Data to examine:

☆ ☆ ☆ ☆

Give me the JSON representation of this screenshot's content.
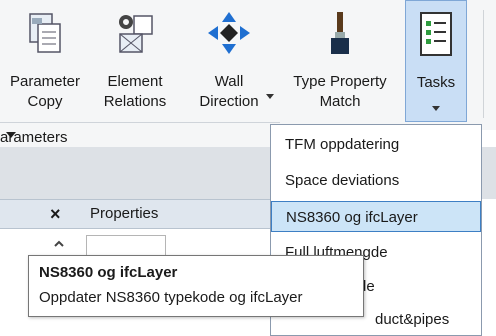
{
  "ribbon": {
    "buttons": [
      {
        "label": "Parameter\nCopy",
        "icon": "parameter-copy-icon"
      },
      {
        "label": "Element\nRelations",
        "icon": "element-relations-icon"
      },
      {
        "label": "Wall\nDirection",
        "icon": "wall-direction-icon"
      },
      {
        "label": "Type Property\nMatch",
        "icon": "paintbrush-icon"
      },
      {
        "label": "Tasks",
        "icon": "tasks-checklist-icon"
      }
    ],
    "panel_label": "arameters"
  },
  "properties": {
    "close": "×",
    "title": "Properties"
  },
  "tasks_menu": {
    "items": [
      "TFM oppdatering",
      "Space deviations",
      "NS8360 og ifcLayer",
      "Full luftmengde",
      "engde",
      "duct&pipes"
    ],
    "selected_index": 2
  },
  "tooltip": {
    "title": "NS8360 og ifcLayer",
    "description": "Oppdater NS8360 typekode og ifcLayer"
  },
  "colors": {
    "selection_fill": "#cce4f7",
    "selection_border": "#3d7fc4",
    "ribbon_bg": "#f5f6f7",
    "accent_blue": "#1f6fd1"
  }
}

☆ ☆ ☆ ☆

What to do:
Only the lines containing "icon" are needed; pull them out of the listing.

Written solution:
        "icon": "parameter-copy-icon"
        "icon": "element-relations-icon"
        "icon": "wall-direction-icon"
        "icon": "paintbrush-icon"
        "icon": "tasks-checklist-icon"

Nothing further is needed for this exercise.